== EXERCISE DIRECTIONS ==
Give back a single number: the count of lines in the data that contain the string "nach".

== Dataset entries ==
───
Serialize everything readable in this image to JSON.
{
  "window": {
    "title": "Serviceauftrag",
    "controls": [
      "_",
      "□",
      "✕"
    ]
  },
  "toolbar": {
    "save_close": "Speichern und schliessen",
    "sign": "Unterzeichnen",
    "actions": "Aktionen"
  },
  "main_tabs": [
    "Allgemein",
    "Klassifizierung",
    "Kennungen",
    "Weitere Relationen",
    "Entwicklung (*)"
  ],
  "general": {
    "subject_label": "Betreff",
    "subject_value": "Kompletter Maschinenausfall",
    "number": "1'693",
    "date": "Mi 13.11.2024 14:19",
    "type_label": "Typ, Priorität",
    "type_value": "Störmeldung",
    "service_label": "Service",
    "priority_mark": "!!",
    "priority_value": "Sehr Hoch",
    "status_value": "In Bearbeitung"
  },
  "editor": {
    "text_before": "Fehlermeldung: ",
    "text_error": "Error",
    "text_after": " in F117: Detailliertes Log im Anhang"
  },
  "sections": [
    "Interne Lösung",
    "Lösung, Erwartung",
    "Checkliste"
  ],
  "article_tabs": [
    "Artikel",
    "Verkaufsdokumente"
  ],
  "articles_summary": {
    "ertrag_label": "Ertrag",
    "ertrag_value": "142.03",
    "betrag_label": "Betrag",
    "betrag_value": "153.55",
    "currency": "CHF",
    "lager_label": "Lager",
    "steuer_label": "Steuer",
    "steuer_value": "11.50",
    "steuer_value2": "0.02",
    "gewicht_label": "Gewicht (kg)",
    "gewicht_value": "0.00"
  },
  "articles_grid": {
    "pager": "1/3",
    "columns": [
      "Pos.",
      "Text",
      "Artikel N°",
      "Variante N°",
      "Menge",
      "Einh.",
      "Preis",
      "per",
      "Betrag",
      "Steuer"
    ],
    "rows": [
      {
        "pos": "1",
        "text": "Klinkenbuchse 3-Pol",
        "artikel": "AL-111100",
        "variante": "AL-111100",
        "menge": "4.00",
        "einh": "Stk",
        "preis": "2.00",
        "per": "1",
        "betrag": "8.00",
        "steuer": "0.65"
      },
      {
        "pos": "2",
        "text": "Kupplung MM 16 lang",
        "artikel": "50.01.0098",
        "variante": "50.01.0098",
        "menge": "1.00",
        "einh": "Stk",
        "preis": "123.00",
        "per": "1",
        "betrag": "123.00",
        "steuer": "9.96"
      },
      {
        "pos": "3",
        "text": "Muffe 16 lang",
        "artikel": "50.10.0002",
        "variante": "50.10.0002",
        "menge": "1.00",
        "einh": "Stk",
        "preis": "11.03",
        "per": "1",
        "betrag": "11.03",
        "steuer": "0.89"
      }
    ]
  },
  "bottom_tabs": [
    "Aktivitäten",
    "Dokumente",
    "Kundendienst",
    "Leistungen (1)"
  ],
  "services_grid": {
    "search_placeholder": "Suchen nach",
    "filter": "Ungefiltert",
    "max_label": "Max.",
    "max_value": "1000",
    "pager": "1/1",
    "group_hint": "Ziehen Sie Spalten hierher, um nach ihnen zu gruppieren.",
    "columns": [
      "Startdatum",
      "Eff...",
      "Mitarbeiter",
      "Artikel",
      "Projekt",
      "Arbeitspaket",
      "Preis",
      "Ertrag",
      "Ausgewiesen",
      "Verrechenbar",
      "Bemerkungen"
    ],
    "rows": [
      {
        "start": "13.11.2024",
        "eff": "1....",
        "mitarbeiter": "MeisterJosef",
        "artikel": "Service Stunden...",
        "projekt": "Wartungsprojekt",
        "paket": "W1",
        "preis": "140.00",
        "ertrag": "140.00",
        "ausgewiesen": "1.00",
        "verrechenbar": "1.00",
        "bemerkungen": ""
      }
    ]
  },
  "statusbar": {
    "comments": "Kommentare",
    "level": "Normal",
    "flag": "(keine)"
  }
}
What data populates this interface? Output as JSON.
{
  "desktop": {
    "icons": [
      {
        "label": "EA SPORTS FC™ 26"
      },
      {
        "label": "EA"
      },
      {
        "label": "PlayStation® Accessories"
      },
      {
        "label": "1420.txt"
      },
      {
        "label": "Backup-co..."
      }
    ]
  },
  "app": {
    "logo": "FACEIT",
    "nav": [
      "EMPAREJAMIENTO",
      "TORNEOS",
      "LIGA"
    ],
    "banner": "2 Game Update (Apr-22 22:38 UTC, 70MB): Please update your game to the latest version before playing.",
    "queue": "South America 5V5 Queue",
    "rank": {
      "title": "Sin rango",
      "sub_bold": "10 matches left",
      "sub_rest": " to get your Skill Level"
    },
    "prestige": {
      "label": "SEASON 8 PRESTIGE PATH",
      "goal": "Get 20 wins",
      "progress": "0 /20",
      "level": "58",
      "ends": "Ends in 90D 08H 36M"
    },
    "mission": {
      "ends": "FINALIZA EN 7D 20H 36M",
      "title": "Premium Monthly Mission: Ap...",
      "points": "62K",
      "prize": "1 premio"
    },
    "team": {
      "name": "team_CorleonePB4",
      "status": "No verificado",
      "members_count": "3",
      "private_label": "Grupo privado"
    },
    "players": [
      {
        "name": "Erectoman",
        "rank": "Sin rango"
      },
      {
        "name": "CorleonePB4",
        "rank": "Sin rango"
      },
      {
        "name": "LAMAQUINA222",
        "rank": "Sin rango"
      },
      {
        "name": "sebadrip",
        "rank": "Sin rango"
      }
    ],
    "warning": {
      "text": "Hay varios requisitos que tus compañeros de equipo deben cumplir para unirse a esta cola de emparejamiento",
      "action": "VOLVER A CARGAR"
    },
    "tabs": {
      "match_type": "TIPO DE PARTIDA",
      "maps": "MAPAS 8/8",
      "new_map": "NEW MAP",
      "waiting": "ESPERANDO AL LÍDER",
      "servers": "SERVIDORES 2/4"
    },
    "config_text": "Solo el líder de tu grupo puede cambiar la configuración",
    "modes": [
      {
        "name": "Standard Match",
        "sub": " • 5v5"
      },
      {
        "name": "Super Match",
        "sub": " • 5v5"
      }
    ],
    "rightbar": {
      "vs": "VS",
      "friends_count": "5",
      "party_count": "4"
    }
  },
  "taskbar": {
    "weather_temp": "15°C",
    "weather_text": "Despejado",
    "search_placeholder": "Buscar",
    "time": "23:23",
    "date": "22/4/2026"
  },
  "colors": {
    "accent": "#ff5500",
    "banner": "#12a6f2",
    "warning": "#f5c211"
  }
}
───
== RESPONSE TO THE EXERCISE ==
2